Exclude the pictures and set down, unaltered, the lines from the one that holds "Parse this screenshot: output" through the end of the data.

━━━━━━━━━━━━━━━━━━━━━━━━━━━━━━

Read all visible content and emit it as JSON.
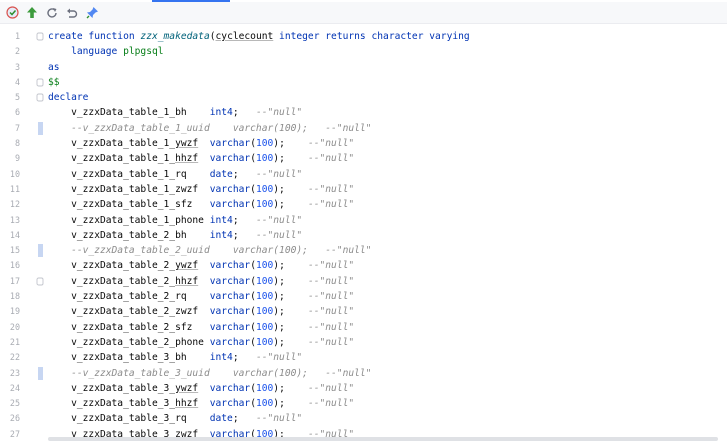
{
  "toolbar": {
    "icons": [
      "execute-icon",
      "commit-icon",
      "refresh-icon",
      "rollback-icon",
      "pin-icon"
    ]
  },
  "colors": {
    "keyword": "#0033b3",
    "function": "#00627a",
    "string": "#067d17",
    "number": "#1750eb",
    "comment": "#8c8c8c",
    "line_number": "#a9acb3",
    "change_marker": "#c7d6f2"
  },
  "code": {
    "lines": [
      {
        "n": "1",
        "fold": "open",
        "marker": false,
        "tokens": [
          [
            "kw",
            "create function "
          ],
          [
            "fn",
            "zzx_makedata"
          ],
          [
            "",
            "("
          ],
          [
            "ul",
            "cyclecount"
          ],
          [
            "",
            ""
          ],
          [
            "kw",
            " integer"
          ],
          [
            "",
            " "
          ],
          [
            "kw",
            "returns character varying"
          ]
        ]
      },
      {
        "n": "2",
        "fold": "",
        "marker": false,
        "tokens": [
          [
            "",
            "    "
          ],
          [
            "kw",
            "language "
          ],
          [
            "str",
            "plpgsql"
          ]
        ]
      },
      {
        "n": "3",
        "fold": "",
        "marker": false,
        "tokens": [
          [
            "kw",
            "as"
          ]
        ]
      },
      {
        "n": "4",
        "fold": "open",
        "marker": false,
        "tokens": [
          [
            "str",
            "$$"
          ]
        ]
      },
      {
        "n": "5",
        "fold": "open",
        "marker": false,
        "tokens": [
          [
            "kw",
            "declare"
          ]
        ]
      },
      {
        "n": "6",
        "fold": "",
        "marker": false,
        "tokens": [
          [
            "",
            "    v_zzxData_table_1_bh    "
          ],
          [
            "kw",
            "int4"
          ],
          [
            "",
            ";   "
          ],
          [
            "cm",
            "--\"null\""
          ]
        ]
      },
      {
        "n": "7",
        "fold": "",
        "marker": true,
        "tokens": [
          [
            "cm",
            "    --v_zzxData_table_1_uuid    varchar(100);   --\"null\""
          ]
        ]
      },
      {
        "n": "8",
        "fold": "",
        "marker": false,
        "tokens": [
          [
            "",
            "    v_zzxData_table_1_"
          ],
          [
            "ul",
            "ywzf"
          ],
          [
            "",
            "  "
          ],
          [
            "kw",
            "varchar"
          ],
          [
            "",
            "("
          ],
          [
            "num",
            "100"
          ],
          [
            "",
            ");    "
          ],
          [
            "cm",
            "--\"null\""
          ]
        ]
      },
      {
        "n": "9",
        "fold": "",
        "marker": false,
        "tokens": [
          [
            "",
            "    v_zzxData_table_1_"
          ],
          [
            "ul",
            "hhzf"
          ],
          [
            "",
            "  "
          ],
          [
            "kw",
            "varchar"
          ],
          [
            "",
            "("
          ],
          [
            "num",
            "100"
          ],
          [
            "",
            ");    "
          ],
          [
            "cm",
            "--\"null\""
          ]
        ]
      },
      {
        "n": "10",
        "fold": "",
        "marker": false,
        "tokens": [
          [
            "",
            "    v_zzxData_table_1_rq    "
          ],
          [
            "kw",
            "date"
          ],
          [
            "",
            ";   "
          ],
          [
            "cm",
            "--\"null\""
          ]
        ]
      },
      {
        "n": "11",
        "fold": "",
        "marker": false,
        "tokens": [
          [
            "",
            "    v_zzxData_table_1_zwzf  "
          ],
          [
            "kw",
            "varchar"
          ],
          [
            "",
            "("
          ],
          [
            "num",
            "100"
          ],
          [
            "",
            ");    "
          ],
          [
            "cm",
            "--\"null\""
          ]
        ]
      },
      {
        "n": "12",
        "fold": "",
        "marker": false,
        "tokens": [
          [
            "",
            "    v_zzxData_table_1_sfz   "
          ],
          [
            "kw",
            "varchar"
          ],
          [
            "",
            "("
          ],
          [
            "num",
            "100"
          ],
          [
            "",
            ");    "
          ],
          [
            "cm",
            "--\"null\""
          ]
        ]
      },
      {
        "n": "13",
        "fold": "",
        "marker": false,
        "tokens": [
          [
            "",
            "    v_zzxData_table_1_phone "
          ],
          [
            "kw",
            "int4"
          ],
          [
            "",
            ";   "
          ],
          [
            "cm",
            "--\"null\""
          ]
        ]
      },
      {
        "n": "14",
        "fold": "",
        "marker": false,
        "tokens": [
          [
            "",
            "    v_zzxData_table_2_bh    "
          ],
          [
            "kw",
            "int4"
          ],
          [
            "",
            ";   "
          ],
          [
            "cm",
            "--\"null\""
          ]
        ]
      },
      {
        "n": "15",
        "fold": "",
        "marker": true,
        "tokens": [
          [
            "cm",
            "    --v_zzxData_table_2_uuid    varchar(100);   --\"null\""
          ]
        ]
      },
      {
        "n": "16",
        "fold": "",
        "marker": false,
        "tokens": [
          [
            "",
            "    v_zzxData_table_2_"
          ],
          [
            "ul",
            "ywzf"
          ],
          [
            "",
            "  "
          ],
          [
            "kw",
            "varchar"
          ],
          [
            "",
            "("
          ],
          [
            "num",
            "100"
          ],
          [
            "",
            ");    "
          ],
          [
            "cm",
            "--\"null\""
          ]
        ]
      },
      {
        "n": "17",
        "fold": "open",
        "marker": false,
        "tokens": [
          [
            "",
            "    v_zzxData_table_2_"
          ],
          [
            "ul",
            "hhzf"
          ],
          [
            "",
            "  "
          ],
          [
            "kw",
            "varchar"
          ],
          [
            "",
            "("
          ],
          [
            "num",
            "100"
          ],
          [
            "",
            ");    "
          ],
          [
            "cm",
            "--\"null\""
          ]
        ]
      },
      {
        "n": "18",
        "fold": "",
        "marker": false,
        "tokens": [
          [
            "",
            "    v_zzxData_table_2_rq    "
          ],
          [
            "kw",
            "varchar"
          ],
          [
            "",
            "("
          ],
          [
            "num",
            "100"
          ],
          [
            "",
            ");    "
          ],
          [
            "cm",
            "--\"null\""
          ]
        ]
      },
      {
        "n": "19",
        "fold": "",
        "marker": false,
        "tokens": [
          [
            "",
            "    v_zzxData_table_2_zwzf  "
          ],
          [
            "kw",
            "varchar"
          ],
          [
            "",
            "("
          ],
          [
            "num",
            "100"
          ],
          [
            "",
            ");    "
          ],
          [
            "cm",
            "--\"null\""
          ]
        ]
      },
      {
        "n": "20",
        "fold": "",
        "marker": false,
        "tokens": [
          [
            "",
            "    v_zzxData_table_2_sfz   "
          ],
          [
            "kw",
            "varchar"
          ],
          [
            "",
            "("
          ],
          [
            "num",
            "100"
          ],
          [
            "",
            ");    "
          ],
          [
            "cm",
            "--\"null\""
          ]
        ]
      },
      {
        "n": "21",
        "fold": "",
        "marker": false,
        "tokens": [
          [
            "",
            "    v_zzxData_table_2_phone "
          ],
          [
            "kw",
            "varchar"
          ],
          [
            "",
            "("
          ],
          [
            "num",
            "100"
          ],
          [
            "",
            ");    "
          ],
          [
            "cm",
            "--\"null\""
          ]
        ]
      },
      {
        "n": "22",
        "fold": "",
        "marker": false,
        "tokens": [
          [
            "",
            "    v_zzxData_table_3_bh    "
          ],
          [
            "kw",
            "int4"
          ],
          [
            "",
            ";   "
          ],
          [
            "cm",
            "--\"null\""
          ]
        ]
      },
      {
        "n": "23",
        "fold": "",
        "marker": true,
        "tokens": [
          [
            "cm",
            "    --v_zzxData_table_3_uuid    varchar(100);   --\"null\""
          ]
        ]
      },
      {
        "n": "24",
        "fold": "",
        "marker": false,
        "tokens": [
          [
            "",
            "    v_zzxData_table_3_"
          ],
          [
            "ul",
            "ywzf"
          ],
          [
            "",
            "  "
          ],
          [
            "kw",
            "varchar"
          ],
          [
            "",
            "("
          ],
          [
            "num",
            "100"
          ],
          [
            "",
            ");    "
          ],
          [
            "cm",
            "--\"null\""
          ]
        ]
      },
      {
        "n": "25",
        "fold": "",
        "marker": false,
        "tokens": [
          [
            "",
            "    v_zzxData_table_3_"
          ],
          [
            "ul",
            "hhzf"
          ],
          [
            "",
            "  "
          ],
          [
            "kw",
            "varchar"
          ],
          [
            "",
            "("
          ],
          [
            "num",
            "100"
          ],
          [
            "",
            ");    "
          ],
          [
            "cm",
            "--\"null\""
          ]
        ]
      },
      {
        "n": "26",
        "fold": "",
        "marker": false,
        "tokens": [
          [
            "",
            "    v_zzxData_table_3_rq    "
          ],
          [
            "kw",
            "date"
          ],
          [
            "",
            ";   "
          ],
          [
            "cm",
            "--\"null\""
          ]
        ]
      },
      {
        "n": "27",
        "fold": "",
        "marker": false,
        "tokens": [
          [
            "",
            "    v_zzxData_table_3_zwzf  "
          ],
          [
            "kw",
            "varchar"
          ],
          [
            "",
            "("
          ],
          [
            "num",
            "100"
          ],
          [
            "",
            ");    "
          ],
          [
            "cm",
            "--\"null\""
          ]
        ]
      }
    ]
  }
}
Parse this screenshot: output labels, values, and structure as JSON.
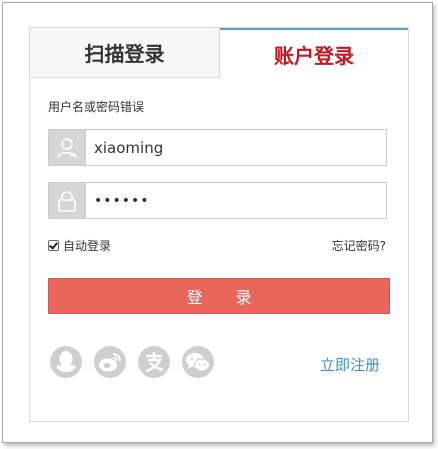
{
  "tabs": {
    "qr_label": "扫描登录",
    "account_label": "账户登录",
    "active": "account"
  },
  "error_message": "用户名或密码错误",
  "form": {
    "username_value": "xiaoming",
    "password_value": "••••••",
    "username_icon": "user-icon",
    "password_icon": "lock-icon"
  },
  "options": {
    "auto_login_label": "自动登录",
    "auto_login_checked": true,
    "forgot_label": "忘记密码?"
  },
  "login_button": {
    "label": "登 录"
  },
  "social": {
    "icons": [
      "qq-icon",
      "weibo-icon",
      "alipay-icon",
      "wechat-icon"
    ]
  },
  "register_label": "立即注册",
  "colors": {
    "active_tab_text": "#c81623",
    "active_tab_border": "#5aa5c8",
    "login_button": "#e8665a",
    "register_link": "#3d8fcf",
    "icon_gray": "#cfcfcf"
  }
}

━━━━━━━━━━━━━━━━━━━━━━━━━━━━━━

EXERCISE SOLUTION =
Parse this screenshot: output labels, values, and structure as JSON.
{
  "tabs": {
    "qr_label": "扫描登录",
    "account_label": "账户登录",
    "active": "account"
  },
  "error_message": "用户名或密码错误",
  "form": {
    "username_value": "xiaoming",
    "password_value": "••••••",
    "username_icon": "user-icon",
    "password_icon": "lock-icon"
  },
  "options": {
    "auto_login_label": "自动登录",
    "auto_login_checked": true,
    "forgot_label": "忘记密码?"
  },
  "login_button": {
    "label": "登 录"
  },
  "social": {
    "icons": [
      "qq-icon",
      "weibo-icon",
      "alipay-icon",
      "wechat-icon"
    ]
  },
  "register_label": "立即注册",
  "colors": {
    "active_tab_text": "#c81623",
    "active_tab_border": "#5aa5c8",
    "login_button": "#e8665a",
    "register_link": "#3d8fcf",
    "icon_gray": "#cfcfcf"
  }
}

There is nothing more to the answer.